The NYC COVID-19 Response & Impact Fund has announced that it distributed more than $110 million in emergency support to seven hundred and sixty-eight social services and arts and cultural nonprofits impacted by the coronavirus pandemic.
Launched in March, the fund was administered by the New York Community Trust, which managed more than $73 million in grant funding; another $37 million in no-interest loans was managed by the Nonprofit Finance Fund, which expects to make additional loans in August.
In the months after the fund's launch, small to mid-size nonprofits across New York's five boroughs were invited to apply for grants or interest-free loans to ensure the continuity of their daily operations and/or offset lost revenue that compromised their ability to pay rent, make payroll, or fulfill their public service missions. Grants ranging from $5,000 to $250,000 were awarded to 374 social service organizations and 380 arts and cultural groups, while loans ranging from $100,000 to $3 million were made to at least 43 nonprofits, including 33 social service groups and ten arts organizations.
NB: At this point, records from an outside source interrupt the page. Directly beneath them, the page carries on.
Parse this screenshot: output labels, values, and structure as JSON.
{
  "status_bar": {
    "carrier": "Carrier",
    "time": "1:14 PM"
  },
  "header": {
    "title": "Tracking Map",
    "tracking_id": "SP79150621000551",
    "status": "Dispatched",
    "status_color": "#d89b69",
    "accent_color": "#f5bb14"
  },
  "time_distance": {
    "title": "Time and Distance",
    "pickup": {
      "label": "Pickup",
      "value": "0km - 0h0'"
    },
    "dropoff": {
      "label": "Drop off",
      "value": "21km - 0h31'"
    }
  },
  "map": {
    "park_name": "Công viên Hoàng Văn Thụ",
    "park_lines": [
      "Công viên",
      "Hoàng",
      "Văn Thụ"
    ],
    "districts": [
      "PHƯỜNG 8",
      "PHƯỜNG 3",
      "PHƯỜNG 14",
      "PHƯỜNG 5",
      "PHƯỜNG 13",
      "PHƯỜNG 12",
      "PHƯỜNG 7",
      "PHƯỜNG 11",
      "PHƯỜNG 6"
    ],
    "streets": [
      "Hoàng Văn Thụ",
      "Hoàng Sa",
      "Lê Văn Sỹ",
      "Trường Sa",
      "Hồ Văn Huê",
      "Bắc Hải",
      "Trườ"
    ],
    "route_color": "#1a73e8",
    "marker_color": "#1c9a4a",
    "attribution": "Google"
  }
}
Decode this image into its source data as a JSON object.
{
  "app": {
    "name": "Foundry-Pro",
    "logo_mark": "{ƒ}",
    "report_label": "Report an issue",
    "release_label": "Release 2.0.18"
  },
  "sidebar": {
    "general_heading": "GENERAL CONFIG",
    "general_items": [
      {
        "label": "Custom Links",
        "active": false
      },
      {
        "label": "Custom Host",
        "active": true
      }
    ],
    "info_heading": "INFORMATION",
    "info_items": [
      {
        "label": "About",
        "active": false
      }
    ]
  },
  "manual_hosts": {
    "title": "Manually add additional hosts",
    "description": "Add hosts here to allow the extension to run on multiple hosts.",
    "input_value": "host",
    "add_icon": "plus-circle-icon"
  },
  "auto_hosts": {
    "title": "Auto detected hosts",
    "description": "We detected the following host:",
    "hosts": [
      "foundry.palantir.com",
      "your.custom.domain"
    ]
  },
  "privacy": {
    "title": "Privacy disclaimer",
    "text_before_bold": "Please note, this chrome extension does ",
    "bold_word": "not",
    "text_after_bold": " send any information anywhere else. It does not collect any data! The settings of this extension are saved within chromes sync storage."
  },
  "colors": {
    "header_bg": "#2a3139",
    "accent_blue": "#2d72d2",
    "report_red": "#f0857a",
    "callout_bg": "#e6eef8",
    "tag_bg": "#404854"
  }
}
In addition to NYCT, philanthropies supporting the fund include Bloomberg Philanthropies, the Carnegie Corporation of New York, the Joan Ganz Cooney & Holly Peterson Fund, the Kenneth C. Griffin Charitable Fund, Robin Hood, the Rockefeller Brothers Fund, the Laurie M. Tisch Illumination Fund, the UJA-Federation of New York, and the Doris Duke Charitable, Ford, JPB, Estée Lauder Companies Charitable, Andrew W. Mellon, Charles H. Revson, and Wells Fargo foundations, as well as Jennifer and Jonathan Allan Soros and Jon Stryker and Slobodan Randjelović.
"As an organization that provides direct support to immigrant survivors of domestic violence, sexual assault, trafficking, and child abuse, we have encountered many daunting stories from our clients during this public health crisis and economic shut down," said Korean American Family Service Center (KAFSC) executive director Jeehae Fischer. "These survivors and their children are among the most vulnerable in crises like the one we are facing right now. The NYC COVID-19 Response & Impact Fund empowered many nonprofits like Korean American Family Service Center to care for those who need it most. Because of the critical support of the Fund, KAFSC is able to transform these stories from despair to hope during these unprecedented times."
"As we have learned from crises in the past, the way to address this challenge is to work together," said New York Community Trust president Lorie Slutsky. "The trust has been honored to have been a part of this wonderful collaboration, which has been an inspiration and a financial lifeline for hundreds of New York's nonprofits and the people they serve."
(Image credit: Columbia University)